Loving our kids well
The room is bright green now and it’s been so long since I lived in it, I can’t remember what the color used to be. I remember being royally annoyed at the pitter patter of feet above in the kitchen. There must have been no insulation between that floor and my ceiling. I remember sneaking out the ground floor window one night at 17, not to go anywhere, simply to say I’d done it. No one needed to know I only sat in the cold bark for a while right? I laid on my bed in that room for hours upon hours talking till sometimes 3 AM to a boy. It was eons before texting and email. It was the days of the face to face or at least the real talking over a phone, probably one with a cord. I have no clue what we spoke of all that time or how we got up the next day for school. But somewhere in the talking, in the time spent, love unfolded and twenty years later, here we are – still unfolding.
How we have an almost twelve year old, I don’t know but I knew this summer I wanted some face time with her before the hustle and bustle of fall took off. I shared with her some of my thoughts and worries from that age, told her why it was wonderful to be a girl and to get to grow up into a woman. How we have this incredible opportunity, to get to be givers of life through our attitude, heart, words and eventually our body. Something amazing happens when you get to be alone with just one child and with the only intention being time together. No grocery list or agenda. No phone on the table beeping or buzzing away. No other siblings to share the time with. No distraction, only purpose. As they nearly always do, they know. They sense that the time is set apart and they enter in in a different way.

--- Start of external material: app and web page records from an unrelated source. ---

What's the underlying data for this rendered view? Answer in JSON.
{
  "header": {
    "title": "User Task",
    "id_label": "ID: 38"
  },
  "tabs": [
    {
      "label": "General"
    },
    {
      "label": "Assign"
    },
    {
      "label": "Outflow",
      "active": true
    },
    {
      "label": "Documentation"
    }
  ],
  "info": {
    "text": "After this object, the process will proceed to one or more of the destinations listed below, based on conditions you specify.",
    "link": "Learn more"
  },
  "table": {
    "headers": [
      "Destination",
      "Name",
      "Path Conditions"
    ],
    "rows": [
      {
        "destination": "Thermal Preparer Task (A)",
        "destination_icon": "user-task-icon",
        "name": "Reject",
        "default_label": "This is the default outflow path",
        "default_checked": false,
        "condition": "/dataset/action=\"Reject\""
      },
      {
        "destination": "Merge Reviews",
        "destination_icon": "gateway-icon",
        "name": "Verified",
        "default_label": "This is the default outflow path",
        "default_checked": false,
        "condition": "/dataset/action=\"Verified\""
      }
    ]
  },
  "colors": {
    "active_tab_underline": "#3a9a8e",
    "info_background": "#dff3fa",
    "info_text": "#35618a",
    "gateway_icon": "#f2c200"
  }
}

Once I was back home, we were talking one night about how to facilitate depth of relationship with each of our children, how to be keyed in to every one and building something solid so that as they grow and the stakes are ever higher, the losses greater and the dreams bigger – they know we’re right here. We agreed there really is only one way to do that. Time. Shared time, set apart with the purpose of listening and loving. Our six are wildly different. Unique and one of a kind. So naturally, it wouldn’t look the same for each one. We decided to each take an hour a week and each rotate through the oldest five kids. Sounds small? Well maybe. But let me tell you it was hard to find a regular one hour spot to set aside weekly where the other of us would be home to be with kids.
Our third born, he’s a dreamer, an artist and the most easy going kid of our brood. His name means peaceful and while he may be all boy and energetic as the rest of them, it really does describe his demeanor. He’s very different from me. He’s not book-crazed. He is meticulous with his pencil but not with his room. So when I asked him tonight for his choice of a spot for our hour, he said McDonald’s. And I fought every urge to say “Gross, no!”. I simply said yes and off we went. He asked if he could splurge and have two $1 cheeseburgers, I said yes. Then he asked if we could sit outside by the (dumpy, old) play place. Again, I was like really, are you kidding me? but I said a smiling “sure!”. He told me where to sit so I could watch him slide. I left my phone in my purse and sipped my smoothie. He was over-the-moon happy to have my undivided attention while he played. No one else was out there, so I thought I’d see if I could fit in the tunnel.
Oh glory. If you haven’t squeezed yourself through the play tubes at McDonald’s for decades, it’s about time. He shrieked “I can’t believe you’re doing this mom! I can’t believe it!’. He led me around and told me the best way to go down the slide. Upside down and backwards. Alrighty then, of course I want to do that. He said he’d catch me if I was going to fall off the edge. So reassuring. Once I was safely down the slide, my eight year old darling of a boy literally jumped up and down squealing in glee. He then did three somersaults on the padded floor to further express his delight. I laughed out loud and climbed back up for another round. Why in the world not?
We headed for the library to get his books on hold and he grabbed my hand in the parking lot and said with great fervor, “I llllllllloooove you mom. So much.” Mission accomplished. Though it didn’t look like what I expected, it met his needs and filled his love cup right up. And that’s the whole point.
Building meaningful relationships with my kids doesn’t have to be complicated or involve ten steps or a how-to book or an agenda. It really only hinges on one thing. Am I going to show up? Like really show up…put the phone away, turn the mental to-do-listing off, pay attention, listen with the heart, engage completely in the time spent together. When we do that, the dividends are beyond measure.